(2005). A Systematic Review of the Prevalence of Schizophrenia. PLoS Medicine, 2(5), 141. doi:10.1371/journal.pmed.0020141 Selemon, L. (2001). Regionally diverse cortical pathology in schizophrenia: Clues to the etiology of the disease. Schizophrenia Bulletin 27(3), 339-377.
Schizophrenia is a disorder of the thought process where patients lose a normal sense of reality. They also have difficulty with basic cognitive functions such as thinking clearly and have disorganized thoughts, expressing feelings, and using appropriate behaviors. This disorder is characterized by the presence of strong delusions, which are irreversible false beliefs that patient’s entertain, even when their beliefs are disproved by presenting strong evidence. Another very characteristic symptom seen among these patients is the presence of hallucinations, both auditory and sensory, but predominantly auditory, which reflects an impaired perception of reality. There are several variants and subtypes of schizophrenia based on the patient demographics, severity and duration of symptoms and response to

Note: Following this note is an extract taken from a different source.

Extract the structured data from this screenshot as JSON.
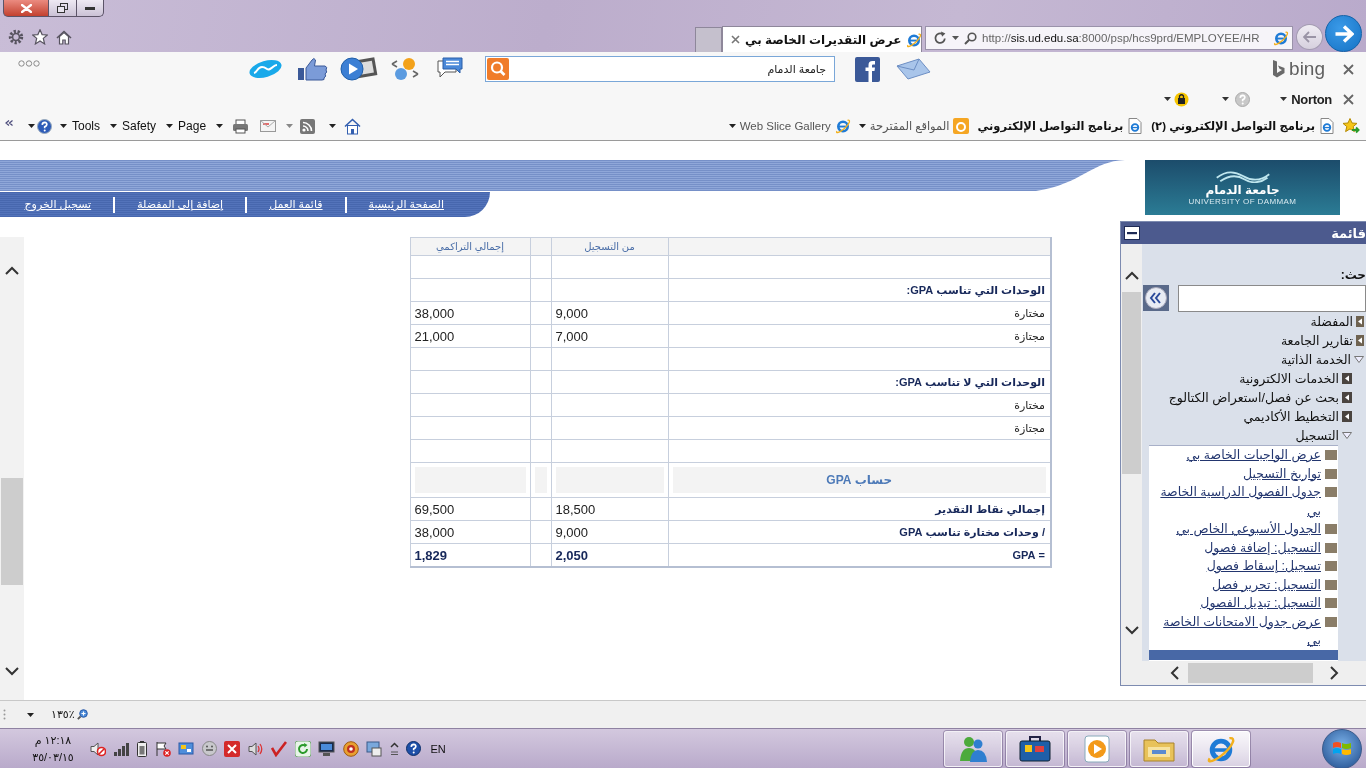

Science 255(5047):946-952. Kendler KS, Gruenberg AM, Kinney DK (1994), Independent diagnoses of adoptees and relatives as defined by DSM-III in the provincial and national samples of the Danish Adoption Study of Schizophrenia. Arch Gen Psychiatry 51(6):456-468. Keshavan MS (1999), Development, disease and degeneration in schizophrenia: a unitary pathophysiological model. J Psychiatr Res 33(6):513-521.
A problem of the diagnosis of schizophrenia known as co-morbidity this is when the symptoms of schizophrenia overlap with many other disorders, such as, depression and bipolar disorder. This is a problem because the patient may be misdiagnosed and given the wrong type of treatment which will not cure the symptoms they have and may cause another type of illness. This can be solved by multiple diagnosis this will also improve the inter rater reliability. Reliability is the extent in to which two or more medical specialists have consistent results in their diagnosis. The validity externally is very difficult as there are cultural barriers, as psychiatrists from different cultures interpret symptoms differently resulting in people being diagnosed schizophrenia in one culture but not in another.
Today I am going to talk to you about Schizophrenia and a closer look into my experiences of being diagnosed with it. When a doctor describes schizophrenia as a psychotic disorder, it means that, in their view, the patient can’t tell their own intense thoughts, ideas, perceptions and imaginings from reality. There are different types of schizophrenia. The most common one is paranoid schizophrenia which if generally a manifestation on multiple symptoms. Different patients will have different symptoms which will indicate what type of schizophrenia they have.
The manuals are frequently revised and it has recently been updated to DSM V. There are five different types of schizophrenia; paranoid, disorganised, catatonic, residual and undifferentiated. The paranoid type believe people are plotting against them, are anxious, suffer from delusions, are suspicious of people and they respond to medication. The disorganised type is the silly mind and they suffer from the ‘flat effect’ which is a monotone voice and disorganised speech and behaviour. The catatonic type is when a person has problems with their motor movements; either uncontrollable motor movement or being stood like a statue and mute. The residual type is a milder form of schizophrenia and symptoms are reduced in number and intensity.
They can be paranoid delusions and the person will exhibit paranoid behaviour because of this. This type of symptom would fit with the most common type of schizophrenia which is predominant in 35-40% of those with schizophrenia. Also, the person can believe that they are under the control of a force that has invaded their mind. This can be in the form of an alien or spirit etc. Additionally a schizophrenic person may have hallucinations that can include hearing voices or feeling things such as bugs crawling on them but these are unreal perceptions.
Schizophrenia is defined as a psychotic disorder in which people are disturbed by their own thoughts. Whether it be voices or illusions people that suffer from this illness tend to distort reality. Schizophrenia is usually diagnosed between the ages of 16-30, though it is still being researched today, we are not certain how schizophrenia is developed. Some scientists believe that schizophrenia is caused by a gene malfunction; other scientists say it is caused by family genetics. There are three main symptoms of schizophrenia, delusions, hallucinations, and thought disorder.
Even some physical illnesses can cause symptoms that appear to be those of schizophrenia, for example temporal lobe epilepsy can have symptoms that can be mistaken for schizophrenia, and this can lead to misdiagnosis and a patient could end up being treated for the wrong illness completely. There are issues of reliability with classification of schizophrenia, because for a classification system to be useful, it must produce consistent results. Because schizophrenia has so many symptoms and can be easily mistaken for other illnesses, it is highly unlikely that studies will come out with completely consistent results, therefore making the classification and diagnosis of schizophrenia unreliable and almost useless. Schizophrenia is diagnosed using the DSMIV and the ICD 10. These are the most